*THE TASK*
Your task is to find every line in the records that holds the string "sorry" and copy it.

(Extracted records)
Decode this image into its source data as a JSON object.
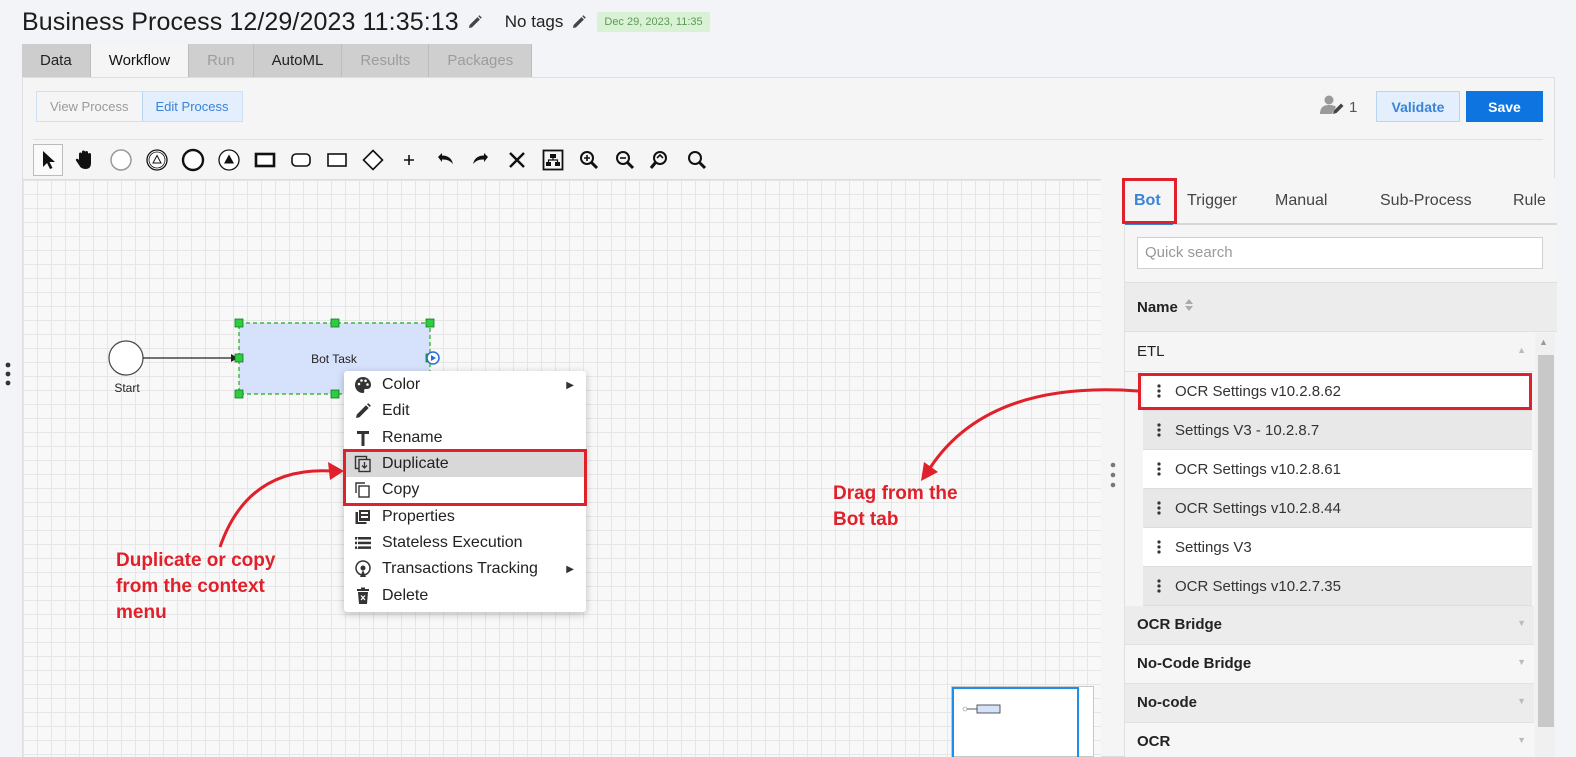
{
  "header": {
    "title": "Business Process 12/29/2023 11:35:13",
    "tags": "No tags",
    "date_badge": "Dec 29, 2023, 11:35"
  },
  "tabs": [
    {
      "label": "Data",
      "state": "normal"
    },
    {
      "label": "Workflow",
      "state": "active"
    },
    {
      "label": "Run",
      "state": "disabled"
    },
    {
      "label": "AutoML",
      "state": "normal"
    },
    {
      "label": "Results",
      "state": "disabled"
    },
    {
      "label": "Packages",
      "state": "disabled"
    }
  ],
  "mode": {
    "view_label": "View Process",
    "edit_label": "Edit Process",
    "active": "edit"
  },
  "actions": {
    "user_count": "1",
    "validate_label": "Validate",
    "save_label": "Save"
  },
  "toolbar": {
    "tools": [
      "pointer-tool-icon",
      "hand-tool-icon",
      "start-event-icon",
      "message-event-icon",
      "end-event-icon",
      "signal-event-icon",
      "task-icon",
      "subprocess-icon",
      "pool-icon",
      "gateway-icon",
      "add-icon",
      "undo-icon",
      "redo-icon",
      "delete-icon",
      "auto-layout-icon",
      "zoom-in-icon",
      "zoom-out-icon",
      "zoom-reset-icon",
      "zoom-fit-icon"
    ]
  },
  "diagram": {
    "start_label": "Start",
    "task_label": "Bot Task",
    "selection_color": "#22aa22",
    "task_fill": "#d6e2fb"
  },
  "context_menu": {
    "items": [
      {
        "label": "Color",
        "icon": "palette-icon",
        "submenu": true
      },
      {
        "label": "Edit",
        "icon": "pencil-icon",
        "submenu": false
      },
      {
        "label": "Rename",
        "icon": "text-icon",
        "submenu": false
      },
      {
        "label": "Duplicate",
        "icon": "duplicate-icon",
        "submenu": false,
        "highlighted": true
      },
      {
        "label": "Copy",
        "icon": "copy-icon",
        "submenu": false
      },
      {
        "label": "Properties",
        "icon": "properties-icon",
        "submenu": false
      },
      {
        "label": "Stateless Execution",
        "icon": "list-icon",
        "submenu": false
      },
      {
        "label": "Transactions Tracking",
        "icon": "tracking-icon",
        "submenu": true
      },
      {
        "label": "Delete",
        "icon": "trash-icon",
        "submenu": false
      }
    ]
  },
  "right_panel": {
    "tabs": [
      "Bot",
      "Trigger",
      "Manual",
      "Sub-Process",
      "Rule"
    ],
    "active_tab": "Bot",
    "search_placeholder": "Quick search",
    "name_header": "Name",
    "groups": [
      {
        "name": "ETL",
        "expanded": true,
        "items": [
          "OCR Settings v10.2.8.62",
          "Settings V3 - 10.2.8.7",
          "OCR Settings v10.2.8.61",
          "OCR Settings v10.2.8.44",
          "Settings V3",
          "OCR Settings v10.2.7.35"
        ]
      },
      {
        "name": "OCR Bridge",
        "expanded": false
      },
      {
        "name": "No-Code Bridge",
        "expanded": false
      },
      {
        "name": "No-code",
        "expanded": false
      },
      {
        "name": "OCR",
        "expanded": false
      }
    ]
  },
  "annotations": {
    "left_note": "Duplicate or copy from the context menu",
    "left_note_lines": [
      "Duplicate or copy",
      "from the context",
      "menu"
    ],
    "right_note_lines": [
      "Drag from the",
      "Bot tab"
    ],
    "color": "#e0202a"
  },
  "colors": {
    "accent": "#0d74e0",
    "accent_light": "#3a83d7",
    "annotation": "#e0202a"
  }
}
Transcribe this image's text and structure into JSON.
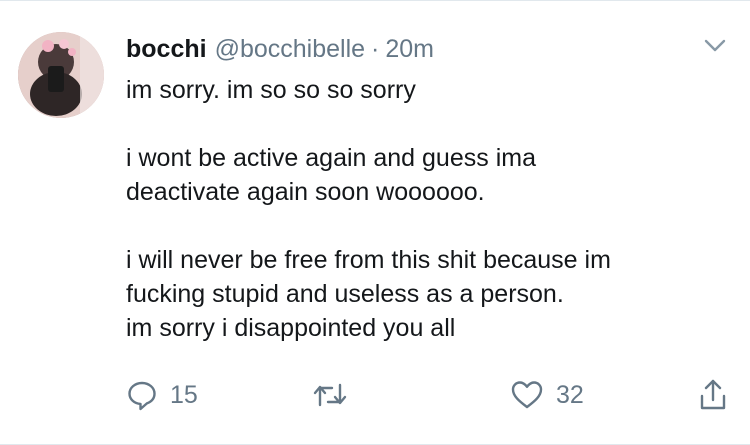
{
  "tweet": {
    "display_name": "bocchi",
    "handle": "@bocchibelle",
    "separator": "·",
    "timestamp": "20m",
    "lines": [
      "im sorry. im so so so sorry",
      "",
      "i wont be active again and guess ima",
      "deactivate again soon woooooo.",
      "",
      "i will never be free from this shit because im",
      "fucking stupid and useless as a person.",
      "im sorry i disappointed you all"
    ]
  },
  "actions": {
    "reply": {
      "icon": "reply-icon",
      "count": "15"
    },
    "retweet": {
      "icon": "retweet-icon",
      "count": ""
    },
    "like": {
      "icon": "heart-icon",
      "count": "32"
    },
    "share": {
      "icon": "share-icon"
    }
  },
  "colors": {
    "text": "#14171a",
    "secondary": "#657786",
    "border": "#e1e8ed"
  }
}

*SOLUTION TO THE PROBLEM*
      "im sorry. im so so so sorry",
      "im sorry i disappointed you all"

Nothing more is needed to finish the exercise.